Offering variety, convenience and a sense of community, these food courts for grown-ups are being embraced across the country.
By Roger Grody
Teenagers hanging out at the local shopping mall may consume greasy pizza and hot dogs on sticks, but reimagining the food court with high epicurean standards is a hot development trend. Across the country, sophisticated food halls are filling historic buildings in reenergized downtowns.
At the new venues, food is not an afterthought, but the main event in a concept borrowed from diverse cultures. Department stores like Harrods in London or Le Bon Marché in Paris dedicate entire floors to culinary discovery, while street food vendors in Singapore rent stalls in hawker centers.
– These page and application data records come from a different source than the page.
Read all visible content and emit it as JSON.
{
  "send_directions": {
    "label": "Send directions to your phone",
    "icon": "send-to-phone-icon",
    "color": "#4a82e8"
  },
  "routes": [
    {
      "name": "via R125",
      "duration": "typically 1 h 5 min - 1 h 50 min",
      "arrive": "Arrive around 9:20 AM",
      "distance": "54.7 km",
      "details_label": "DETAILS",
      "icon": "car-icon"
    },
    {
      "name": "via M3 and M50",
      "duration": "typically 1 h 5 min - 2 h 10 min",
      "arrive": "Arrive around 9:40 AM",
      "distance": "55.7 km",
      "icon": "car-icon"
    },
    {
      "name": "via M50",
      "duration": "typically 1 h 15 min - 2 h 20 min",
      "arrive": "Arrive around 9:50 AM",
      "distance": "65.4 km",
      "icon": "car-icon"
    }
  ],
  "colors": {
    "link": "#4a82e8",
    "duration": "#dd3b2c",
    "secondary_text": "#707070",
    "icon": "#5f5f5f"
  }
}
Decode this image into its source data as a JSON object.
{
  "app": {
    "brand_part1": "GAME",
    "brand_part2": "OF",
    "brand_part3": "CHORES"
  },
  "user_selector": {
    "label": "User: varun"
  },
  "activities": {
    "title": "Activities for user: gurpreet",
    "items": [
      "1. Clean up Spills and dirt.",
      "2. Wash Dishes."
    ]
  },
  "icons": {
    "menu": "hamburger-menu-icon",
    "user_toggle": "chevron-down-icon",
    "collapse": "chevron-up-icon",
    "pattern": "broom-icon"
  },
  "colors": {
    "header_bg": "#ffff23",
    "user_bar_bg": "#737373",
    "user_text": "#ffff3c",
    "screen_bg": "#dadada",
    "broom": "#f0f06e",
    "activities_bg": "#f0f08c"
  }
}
Some food halls in the States originated as places where farmers, fish mongers and bakers sold their goods, with a few food stands or cafés sharing a common seating area. Examples include Philadelphia’s Reading Terminal Market, Seattle’s Pike Place Market and Grand Central Market in Los Angeles, all historic venues now filled with restaurants.
Photo by Lana Neiman Chicago French Market (Chicago), www.frenchmarketchicago.com
Photos courtesy of ADYA Latinicity (Chicago), www.latinicity.com Anaheim Packing House (Orange County,CA), www.anaheimpackingdistrict.com
Grand Central Market was a remnant from a bygone era until the gentrification of downtown L.A. attracted more sophisticated dining tenants. Old school butchers and taquerías remain, but now share space with chef-driven Prawn, Wexler’s Deli and Eggslut, a trendy food truck spinoff.
In suburban Orange County, California, the century-old Anaheim Packing House has been transformed into a food hall housing two dozen eclectic eateries beneath a galleria-style glass roof. At Adya, chef/partner Shachi Mehra tweaks authentic street foods from her native
India with fresh California accents. “There’s an energy that’s infectious and uplifting throughout the space, and I wanted to be located in a place that celebrates diversity,” she reports. “What makes the Packing House so special is its sense of community, which for many first-time owners like myself, is important,” adds Mehra.
Photos ©Kassie Borreson Ferry Building (San Francisco), www.ferrybuildingmarketplace.com
Eataly venues are so large (50,000-plus square feet) that virtually any Italian product — prosciutto to Pecorino, pappardelle to Pinot Grigio — that one desires to grab-and-go or consume onsite is found in unprecedented abundance. “When our customers visit Eataly, they realize that we’re not only a store, or only a restaurant, or only a cooking school. We’re all three under one roof, inviting everyone to experience high-quality food in 360 degrees as they eat, shop and learn,” says Eataly USA CEO Nicola Farinetti.
Photo by Lana Neiman
At Chicago’s Latinicity, the diverse flavors of Latin America (whether it be Lima, Buenos Aires or Mexico City) are offered at eight food stations and a sit-down restaurant. Founded by renowned Mexican-born chef/restaurateur Richard Sandoval, the concept was inspired by a market he visited in Colombia, reinforced by the success of Eataly. “I wanted the market to showcase approachable food,” says the owner of 50 restaurants around the globe. “I didn’t want to go high-end but back-to-basics with good home-cooked market foods,” explains Sandoval.
The Chicago French Market was the Windy City’s first food hall when it opened in 2009, and while it offers Camembert and pâté to-go or beef bourguignon to enjoy at a table, it is not exclusively French. It was designed in the spirit of Parisian markets, but its 30-plus vendors feature a global representation, ranging from Italy to Argentina, Japan to the American South.
“There are so many different ethnic groups in Chicago, and this market brings them, even young people, back to their roots,” says owner/manager Sebastien Bensidoun, whose family is the largest operator of markets in Paris. Insisting the venue has equal appeal among billionaires and starving students, Bensidoun explains, “My philosophy is never to open a market only for affluent people. Everybody should be able to find something they can afford and enjoy.”
The Ferry Building, a distinctive Beaux-Arts landmark on San Francisco’s waterfront, has been converted into a long, linear food hall. Where commuters used to board ferries, foodies now browse organic produce or nosh at trendy eateries like Mijita, where acclaimed fine dining chef Traci Des Jardins nostalgically recreates Mexican street foods.
Photo by Francesco Saoienza Eataly (New York, Boston, Chicago, Los Angeles), www.eataly.com